[Entries provided]

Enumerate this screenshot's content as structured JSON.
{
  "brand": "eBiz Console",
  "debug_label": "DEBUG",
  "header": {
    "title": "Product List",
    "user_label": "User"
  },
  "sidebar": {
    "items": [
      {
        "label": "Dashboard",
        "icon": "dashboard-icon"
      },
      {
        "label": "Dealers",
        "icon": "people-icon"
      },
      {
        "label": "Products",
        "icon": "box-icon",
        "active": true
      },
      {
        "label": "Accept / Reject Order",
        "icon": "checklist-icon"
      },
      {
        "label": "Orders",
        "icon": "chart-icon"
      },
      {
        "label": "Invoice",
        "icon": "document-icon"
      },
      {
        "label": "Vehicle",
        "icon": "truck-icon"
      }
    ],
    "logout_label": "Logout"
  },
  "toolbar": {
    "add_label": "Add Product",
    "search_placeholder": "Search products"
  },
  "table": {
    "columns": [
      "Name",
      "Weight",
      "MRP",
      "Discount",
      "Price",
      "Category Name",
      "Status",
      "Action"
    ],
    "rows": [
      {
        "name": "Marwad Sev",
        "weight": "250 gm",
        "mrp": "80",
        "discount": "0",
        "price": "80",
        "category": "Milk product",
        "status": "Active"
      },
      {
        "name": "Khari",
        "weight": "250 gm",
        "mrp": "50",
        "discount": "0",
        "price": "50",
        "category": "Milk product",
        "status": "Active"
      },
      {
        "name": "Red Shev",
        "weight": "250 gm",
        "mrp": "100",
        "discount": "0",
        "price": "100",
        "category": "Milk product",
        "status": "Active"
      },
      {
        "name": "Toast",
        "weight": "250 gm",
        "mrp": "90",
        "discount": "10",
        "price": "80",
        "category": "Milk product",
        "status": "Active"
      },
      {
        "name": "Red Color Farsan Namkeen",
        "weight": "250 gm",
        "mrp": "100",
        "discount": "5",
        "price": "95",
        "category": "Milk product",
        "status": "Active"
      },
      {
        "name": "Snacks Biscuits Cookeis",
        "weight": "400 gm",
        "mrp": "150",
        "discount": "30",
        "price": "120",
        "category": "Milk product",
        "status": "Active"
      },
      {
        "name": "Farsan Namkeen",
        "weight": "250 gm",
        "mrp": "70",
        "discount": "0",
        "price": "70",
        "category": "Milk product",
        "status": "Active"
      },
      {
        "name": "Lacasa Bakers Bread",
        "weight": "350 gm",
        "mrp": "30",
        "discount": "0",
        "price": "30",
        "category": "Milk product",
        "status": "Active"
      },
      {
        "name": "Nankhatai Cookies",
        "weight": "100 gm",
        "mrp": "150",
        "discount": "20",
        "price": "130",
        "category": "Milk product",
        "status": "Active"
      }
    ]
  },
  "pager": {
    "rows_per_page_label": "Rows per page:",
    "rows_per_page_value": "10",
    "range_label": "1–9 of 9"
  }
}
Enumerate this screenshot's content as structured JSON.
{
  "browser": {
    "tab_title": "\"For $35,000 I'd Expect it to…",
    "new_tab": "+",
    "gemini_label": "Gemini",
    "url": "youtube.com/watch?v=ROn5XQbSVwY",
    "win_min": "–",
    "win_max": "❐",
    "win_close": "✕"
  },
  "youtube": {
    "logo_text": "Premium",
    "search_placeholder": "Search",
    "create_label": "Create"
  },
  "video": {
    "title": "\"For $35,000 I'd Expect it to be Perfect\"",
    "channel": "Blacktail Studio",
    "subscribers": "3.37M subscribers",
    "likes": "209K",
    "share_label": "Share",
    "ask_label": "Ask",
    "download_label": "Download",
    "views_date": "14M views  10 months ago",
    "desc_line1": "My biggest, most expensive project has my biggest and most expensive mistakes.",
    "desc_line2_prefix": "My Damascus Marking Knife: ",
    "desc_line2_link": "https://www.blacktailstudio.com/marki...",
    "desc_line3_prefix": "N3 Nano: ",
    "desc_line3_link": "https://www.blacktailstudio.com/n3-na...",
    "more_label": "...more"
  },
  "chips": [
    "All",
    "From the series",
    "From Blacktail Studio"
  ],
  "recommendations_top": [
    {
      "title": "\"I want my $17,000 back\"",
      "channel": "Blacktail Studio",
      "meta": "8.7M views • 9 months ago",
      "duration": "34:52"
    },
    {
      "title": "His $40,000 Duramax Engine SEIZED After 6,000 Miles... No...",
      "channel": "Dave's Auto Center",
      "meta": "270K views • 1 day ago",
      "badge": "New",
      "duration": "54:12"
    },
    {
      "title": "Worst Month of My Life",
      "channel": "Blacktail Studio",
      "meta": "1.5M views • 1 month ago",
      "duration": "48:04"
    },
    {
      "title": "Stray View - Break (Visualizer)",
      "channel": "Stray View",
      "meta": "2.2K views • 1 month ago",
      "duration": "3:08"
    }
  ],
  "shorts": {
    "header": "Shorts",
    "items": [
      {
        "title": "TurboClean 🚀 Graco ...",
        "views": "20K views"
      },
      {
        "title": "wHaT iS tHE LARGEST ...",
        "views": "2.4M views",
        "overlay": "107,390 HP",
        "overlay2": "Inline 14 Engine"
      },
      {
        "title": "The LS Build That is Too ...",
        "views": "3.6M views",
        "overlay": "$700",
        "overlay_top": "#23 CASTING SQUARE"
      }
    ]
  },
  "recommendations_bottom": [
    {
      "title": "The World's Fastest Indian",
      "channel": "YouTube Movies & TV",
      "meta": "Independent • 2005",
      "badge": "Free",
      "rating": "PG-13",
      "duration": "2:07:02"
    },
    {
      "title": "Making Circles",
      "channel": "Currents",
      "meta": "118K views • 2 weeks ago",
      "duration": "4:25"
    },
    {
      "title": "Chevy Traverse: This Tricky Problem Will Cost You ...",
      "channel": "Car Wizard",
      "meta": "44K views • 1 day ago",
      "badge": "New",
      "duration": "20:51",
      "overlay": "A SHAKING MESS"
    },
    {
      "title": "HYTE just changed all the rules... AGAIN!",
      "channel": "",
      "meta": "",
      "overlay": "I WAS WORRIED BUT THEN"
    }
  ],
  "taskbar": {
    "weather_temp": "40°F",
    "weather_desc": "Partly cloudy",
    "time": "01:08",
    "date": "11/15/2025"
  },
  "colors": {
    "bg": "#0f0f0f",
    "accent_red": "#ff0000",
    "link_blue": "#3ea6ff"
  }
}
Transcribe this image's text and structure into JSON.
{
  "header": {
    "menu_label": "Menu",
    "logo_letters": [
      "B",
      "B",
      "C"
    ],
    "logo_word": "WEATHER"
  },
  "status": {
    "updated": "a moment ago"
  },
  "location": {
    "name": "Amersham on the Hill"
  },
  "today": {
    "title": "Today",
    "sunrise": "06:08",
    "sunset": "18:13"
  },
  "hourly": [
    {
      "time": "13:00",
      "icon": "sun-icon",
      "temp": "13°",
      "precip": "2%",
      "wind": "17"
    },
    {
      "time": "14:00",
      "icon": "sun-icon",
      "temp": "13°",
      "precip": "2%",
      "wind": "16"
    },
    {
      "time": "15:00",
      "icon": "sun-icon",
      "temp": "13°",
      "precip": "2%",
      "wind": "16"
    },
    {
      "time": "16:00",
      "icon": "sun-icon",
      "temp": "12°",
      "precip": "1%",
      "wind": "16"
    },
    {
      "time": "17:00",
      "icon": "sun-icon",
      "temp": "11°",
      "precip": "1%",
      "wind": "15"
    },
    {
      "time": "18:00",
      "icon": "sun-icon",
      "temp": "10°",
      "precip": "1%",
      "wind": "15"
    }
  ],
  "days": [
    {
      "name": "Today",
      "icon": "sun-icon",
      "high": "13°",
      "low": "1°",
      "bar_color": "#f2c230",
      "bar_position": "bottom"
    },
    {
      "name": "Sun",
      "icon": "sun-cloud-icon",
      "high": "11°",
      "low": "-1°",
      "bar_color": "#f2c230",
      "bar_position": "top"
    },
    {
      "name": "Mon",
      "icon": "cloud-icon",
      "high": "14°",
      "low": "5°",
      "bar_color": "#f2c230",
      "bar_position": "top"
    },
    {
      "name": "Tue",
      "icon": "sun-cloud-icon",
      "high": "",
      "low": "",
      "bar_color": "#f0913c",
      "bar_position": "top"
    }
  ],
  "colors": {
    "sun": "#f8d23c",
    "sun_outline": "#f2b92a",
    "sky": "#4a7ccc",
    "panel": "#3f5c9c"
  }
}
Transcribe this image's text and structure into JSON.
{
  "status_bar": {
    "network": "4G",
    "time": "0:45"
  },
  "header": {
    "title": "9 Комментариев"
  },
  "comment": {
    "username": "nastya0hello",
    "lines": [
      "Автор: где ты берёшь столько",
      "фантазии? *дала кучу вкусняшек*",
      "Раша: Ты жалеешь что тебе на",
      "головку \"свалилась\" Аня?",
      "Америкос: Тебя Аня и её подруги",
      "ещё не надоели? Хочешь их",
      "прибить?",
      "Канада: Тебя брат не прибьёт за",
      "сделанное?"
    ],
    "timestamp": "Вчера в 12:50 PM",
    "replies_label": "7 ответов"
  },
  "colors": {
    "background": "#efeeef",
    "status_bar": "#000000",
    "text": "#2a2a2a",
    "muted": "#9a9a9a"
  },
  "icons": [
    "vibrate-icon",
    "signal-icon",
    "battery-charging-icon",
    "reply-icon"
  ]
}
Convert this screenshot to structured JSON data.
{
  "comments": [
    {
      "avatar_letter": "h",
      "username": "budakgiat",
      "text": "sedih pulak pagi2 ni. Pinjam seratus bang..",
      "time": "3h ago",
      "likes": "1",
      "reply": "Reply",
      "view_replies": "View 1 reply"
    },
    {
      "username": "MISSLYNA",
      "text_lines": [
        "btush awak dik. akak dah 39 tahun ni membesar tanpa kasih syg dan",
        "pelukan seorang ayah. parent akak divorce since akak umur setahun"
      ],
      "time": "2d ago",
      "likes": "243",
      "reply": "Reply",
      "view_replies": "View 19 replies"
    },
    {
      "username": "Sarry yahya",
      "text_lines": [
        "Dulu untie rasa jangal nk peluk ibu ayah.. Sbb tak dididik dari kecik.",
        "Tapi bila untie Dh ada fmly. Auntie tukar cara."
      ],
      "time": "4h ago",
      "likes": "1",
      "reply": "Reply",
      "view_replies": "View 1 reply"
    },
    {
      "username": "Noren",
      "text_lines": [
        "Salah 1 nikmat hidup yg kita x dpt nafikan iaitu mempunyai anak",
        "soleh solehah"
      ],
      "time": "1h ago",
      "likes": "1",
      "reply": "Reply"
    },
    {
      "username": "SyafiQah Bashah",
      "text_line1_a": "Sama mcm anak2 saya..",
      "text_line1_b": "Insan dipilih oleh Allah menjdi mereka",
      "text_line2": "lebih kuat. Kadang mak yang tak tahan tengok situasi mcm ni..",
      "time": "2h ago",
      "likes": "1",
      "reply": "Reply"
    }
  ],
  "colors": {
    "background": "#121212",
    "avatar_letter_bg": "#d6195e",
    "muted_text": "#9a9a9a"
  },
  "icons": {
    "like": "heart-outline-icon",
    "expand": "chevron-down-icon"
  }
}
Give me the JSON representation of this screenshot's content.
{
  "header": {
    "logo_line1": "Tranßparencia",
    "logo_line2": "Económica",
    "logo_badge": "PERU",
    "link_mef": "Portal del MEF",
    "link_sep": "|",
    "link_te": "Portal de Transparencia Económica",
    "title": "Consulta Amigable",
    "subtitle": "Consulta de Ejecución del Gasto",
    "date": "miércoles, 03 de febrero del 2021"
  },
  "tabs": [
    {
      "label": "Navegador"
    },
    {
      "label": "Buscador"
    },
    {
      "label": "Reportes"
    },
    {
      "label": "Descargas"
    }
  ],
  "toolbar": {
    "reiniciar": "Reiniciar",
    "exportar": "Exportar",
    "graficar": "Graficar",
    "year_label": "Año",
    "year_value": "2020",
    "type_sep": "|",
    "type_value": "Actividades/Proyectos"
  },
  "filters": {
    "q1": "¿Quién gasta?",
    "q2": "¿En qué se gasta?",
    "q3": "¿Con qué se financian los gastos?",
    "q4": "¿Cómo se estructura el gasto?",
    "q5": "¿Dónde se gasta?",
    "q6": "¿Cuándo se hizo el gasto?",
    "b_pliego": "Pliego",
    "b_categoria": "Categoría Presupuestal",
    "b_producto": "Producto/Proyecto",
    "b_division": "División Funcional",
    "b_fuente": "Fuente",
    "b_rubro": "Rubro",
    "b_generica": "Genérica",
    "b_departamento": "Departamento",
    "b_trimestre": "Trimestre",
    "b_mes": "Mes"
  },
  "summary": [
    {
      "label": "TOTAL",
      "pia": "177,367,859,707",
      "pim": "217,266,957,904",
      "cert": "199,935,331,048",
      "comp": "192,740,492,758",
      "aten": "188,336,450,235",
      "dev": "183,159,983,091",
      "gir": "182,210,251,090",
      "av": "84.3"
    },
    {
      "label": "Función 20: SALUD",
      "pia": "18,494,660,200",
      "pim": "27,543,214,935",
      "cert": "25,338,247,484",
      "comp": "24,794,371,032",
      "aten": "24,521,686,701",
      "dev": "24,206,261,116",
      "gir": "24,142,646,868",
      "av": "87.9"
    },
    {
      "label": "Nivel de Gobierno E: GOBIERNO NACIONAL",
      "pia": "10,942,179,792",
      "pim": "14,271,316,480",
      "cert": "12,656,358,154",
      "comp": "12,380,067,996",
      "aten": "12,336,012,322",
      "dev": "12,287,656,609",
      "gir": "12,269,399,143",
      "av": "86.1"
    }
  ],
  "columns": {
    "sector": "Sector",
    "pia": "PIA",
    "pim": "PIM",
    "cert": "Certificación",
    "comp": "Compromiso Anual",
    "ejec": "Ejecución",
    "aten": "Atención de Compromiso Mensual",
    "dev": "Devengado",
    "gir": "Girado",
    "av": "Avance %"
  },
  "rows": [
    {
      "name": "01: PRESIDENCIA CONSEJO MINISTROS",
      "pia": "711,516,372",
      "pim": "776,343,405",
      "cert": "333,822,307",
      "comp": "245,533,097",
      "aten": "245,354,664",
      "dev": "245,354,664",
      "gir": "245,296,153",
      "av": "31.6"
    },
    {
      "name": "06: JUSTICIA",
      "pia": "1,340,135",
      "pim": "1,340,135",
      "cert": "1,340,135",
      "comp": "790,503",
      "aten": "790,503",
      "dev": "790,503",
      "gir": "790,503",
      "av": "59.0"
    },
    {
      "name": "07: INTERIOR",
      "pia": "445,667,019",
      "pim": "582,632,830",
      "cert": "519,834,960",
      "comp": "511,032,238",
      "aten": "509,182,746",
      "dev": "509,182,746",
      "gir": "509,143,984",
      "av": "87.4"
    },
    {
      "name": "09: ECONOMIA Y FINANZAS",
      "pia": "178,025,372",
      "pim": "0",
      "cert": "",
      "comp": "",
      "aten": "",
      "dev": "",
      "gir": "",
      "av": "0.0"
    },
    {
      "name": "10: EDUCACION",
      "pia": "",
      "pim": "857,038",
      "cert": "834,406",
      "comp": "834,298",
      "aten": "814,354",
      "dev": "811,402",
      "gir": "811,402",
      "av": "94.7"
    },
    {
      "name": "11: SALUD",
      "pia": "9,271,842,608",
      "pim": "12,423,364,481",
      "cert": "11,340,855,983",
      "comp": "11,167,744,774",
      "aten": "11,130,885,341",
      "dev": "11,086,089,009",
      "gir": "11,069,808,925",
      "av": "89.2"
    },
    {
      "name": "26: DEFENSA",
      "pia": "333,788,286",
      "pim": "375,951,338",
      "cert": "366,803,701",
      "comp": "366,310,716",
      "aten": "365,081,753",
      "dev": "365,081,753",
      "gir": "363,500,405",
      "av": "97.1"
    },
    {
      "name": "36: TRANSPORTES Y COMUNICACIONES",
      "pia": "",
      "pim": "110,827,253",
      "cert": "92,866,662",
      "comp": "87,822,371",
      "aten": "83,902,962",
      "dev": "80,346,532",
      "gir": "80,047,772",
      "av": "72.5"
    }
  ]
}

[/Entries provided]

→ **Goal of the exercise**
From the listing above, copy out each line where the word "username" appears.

→ **Task answer**
    "username": "nastya0hello",
      "username": "budakgiat",
      "username": "MISSLYNA",
      "username": "Sarry yahya",
      "username": "Noren",
      "username": "SyafiQah Bashah",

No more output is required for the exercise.